App and web page records:
-- Opening Marker --
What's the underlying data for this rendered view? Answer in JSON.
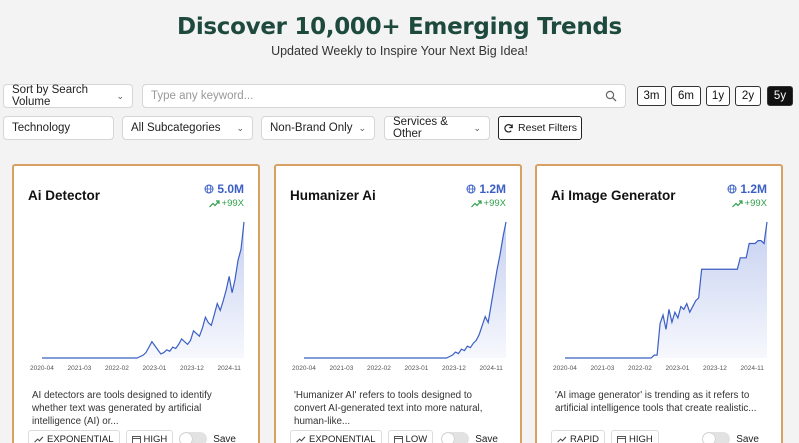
{
  "header": {
    "title": "Discover 10,000+ Emerging Trends",
    "subtitle": "Updated Weekly to Inspire Your Next Big Idea!"
  },
  "filters": {
    "sort": "Sort by Search Volume",
    "search_placeholder": "Type any keyword...",
    "category": "Technology",
    "subcategory": "All Subcategories",
    "brand": "Non-Brand Only",
    "services": "Services & Other",
    "reset_label": "Reset Filters"
  },
  "timeframes": [
    {
      "label": "3m",
      "active": false
    },
    {
      "label": "6m",
      "active": false
    },
    {
      "label": "1y",
      "active": false
    },
    {
      "label": "2y",
      "active": false
    },
    {
      "label": "5y",
      "active": true
    }
  ],
  "colors": {
    "accent": "#3b5fc4",
    "card_border": "#d9a063",
    "growth": "#2f9e4a",
    "title": "#1e4a3d"
  },
  "x_ticks": [
    "2020-04",
    "2021-03",
    "2022-02",
    "2023-01",
    "2023-12",
    "2024-11"
  ],
  "cards": [
    {
      "name": "Ai Detector",
      "volume": "5.0M",
      "growth": "+99X",
      "description": "AI detectors are tools designed to identify whether text was generated by artificial intelligence (AI) or...",
      "trend_type": "EXPONENTIAL",
      "competition": "HIGH",
      "save_label": "Save",
      "series": [
        0,
        0,
        0,
        0,
        0,
        0,
        0,
        0,
        0,
        0,
        0,
        0,
        0,
        0,
        0,
        0,
        0,
        0,
        0,
        0,
        0,
        0,
        0,
        0,
        0,
        0,
        0,
        0,
        0,
        0,
        0,
        0,
        0,
        1,
        2,
        4,
        8,
        12,
        9,
        6,
        3,
        4,
        6,
        5,
        8,
        7,
        10,
        14,
        12,
        10,
        13,
        20,
        18,
        16,
        22,
        30,
        26,
        24,
        32,
        40,
        35,
        42,
        50,
        60,
        48,
        58,
        72,
        80,
        100
      ]
    },
    {
      "name": "Humanizer Ai",
      "volume": "1.2M",
      "growth": "+99X",
      "description": "'Humanizer AI' refers to tools designed to convert AI-generated text into more natural, human-like...",
      "trend_type": "EXPONENTIAL",
      "competition": "LOW",
      "save_label": "Save",
      "series": [
        0,
        0,
        0,
        0,
        0,
        0,
        0,
        0,
        0,
        0,
        0,
        0,
        0,
        0,
        0,
        0,
        0,
        0,
        0,
        0,
        0,
        0,
        0,
        0,
        0,
        0,
        0,
        0,
        0,
        0,
        0,
        0,
        0,
        0,
        0,
        0,
        0,
        0,
        0,
        0,
        0,
        0,
        0,
        0,
        0,
        0,
        0,
        0,
        0,
        1,
        2,
        4,
        3,
        6,
        5,
        8,
        7,
        10,
        12,
        16,
        22,
        28,
        24,
        36,
        48,
        60,
        70,
        82,
        92
      ]
    },
    {
      "name": "Ai Image Generator",
      "volume": "1.2M",
      "growth": "+99X",
      "description": "'AI image generator' is trending as it refers to artificial intelligence tools that create realistic...",
      "trend_type": "RAPID",
      "competition": "HIGH",
      "save_label": "Save",
      "series": [
        0,
        0,
        0,
        0,
        0,
        0,
        0,
        0,
        0,
        0,
        0,
        0,
        0,
        0,
        0,
        0,
        0,
        0,
        0,
        0,
        0,
        0,
        0,
        0,
        0,
        0,
        0,
        0,
        0,
        0,
        2,
        2,
        24,
        30,
        20,
        34,
        25,
        32,
        28,
        36,
        34,
        38,
        32,
        36,
        40,
        42,
        62,
        62,
        62,
        62,
        62,
        62,
        62,
        62,
        62,
        62,
        62,
        62,
        62,
        70,
        70,
        70,
        80,
        80,
        80,
        82,
        82,
        80,
        95
      ]
    }
  ]
}
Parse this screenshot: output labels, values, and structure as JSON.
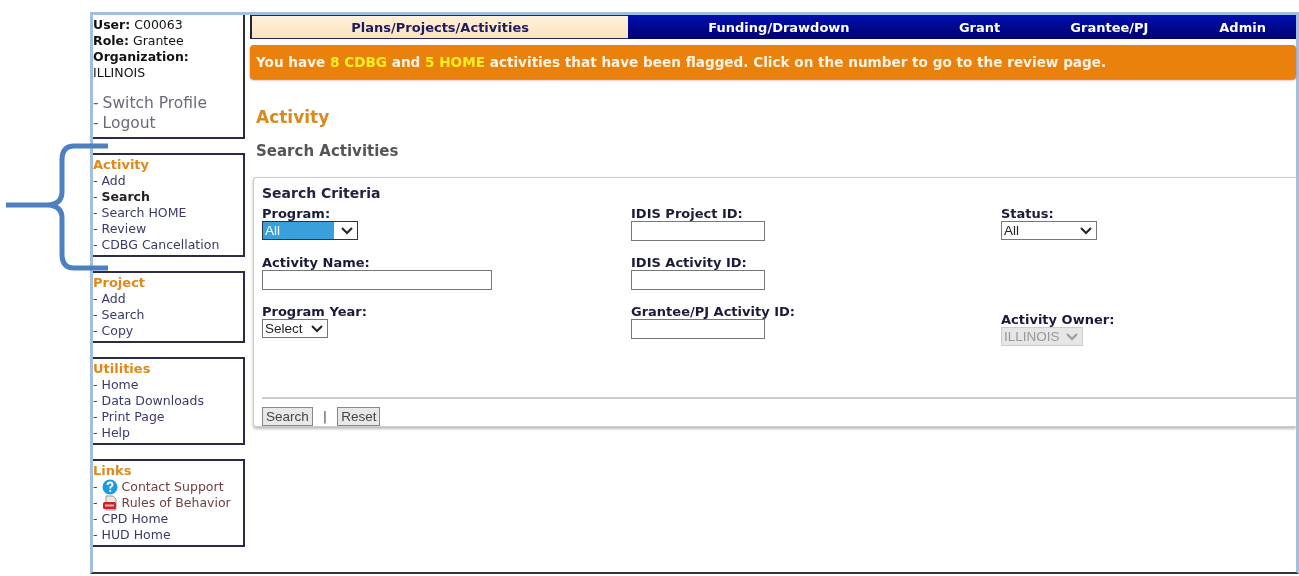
{
  "user_info": {
    "user_label": "User:",
    "user": "C00063",
    "role_label": "Role:",
    "role": "Grantee",
    "org_label": "Organization:",
    "org": "ILLINOIS"
  },
  "profile_links": [
    {
      "bullet": "-",
      "label": "Switch Profile"
    },
    {
      "bullet": "-",
      "label": "Logout"
    }
  ],
  "sidebar": [
    {
      "title": "Activity",
      "items": [
        {
          "bullet": "-",
          "label": "Add",
          "selected": false
        },
        {
          "bullet": "-",
          "label": "Search",
          "selected": true
        },
        {
          "bullet": "-",
          "label": "Search HOME",
          "selected": false
        },
        {
          "bullet": "-",
          "label": "Review",
          "selected": false
        },
        {
          "bullet": "-",
          "label": "CDBG Cancellation",
          "selected": false
        }
      ]
    },
    {
      "title": "Project",
      "items": [
        {
          "bullet": "-",
          "label": "Add",
          "selected": false
        },
        {
          "bullet": "-",
          "label": "Search",
          "selected": false
        },
        {
          "bullet": "-",
          "label": "Copy",
          "selected": false
        }
      ]
    },
    {
      "title": "Utilities",
      "items": [
        {
          "bullet": "-",
          "label": "Home",
          "selected": false
        },
        {
          "bullet": "-",
          "label": "Data Downloads",
          "selected": false
        },
        {
          "bullet": "-",
          "label": "Print Page",
          "selected": false
        },
        {
          "bullet": "-",
          "label": "Help",
          "selected": false
        }
      ]
    },
    {
      "title": "Links",
      "items": [
        {
          "bullet": "-",
          "label": "Contact Support",
          "selected": false,
          "kind": "help"
        },
        {
          "bullet": "-",
          "label": "Rules of Behavior",
          "selected": false,
          "kind": "pdf"
        },
        {
          "bullet": "-",
          "label": "CPD Home",
          "selected": false
        },
        {
          "bullet": "-",
          "label": "HUD Home",
          "selected": false
        }
      ]
    }
  ],
  "tabs": [
    {
      "label": "Plans/Projects/Activities",
      "selected": true
    },
    {
      "label": "Funding/Drawdown",
      "selected": false
    },
    {
      "label": "Grant",
      "selected": false
    },
    {
      "label": "Grantee/PJ",
      "selected": false
    },
    {
      "label": "Admin",
      "selected": false
    }
  ],
  "alert": [
    {
      "kind": "plain",
      "text": "You have "
    },
    {
      "kind": "count",
      "text": "8 CDBG"
    },
    {
      "kind": "plain",
      "text": " and "
    },
    {
      "kind": "count",
      "text": "5 HOME"
    },
    {
      "kind": "plain",
      "text": " activities that have been flagged. Click on the number to go to the review page."
    }
  ],
  "heading": "Activity",
  "subheading": "Search Activities",
  "search_panel": {
    "title": "Search Criteria",
    "rows": [
      [
        {
          "label": "Program:",
          "kind": "select",
          "value": "All",
          "highlighted": true,
          "disabled": false
        },
        {
          "label": "IDIS Project ID:",
          "kind": "text"
        },
        {
          "label": "Status:",
          "kind": "select",
          "value": "All",
          "highlighted": false,
          "disabled": false
        }
      ],
      [
        {
          "label": "Activity Name:",
          "kind": "text"
        },
        {
          "label": "IDIS Activity ID:",
          "kind": "text"
        }
      ],
      [
        {
          "label": "Program Year:",
          "kind": "select",
          "value": "Select",
          "highlighted": false,
          "disabled": false
        },
        {
          "label": "Grantee/PJ Activity ID:",
          "kind": "text"
        },
        {
          "label": "Activity Owner:",
          "kind": "select",
          "value": "ILLINOIS",
          "highlighted": false,
          "disabled": true
        }
      ]
    ],
    "buttons": [
      "Search",
      "Reset"
    ],
    "separator": "|"
  }
}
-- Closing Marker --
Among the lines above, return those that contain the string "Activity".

      "title": "Activity",
  "heading": "Activity",
          "label": "Activity Name:",
          "label": "IDIS Activity ID:",
          "label": "Grantee/PJ Activity ID:",
          "label": "Activity Owner:",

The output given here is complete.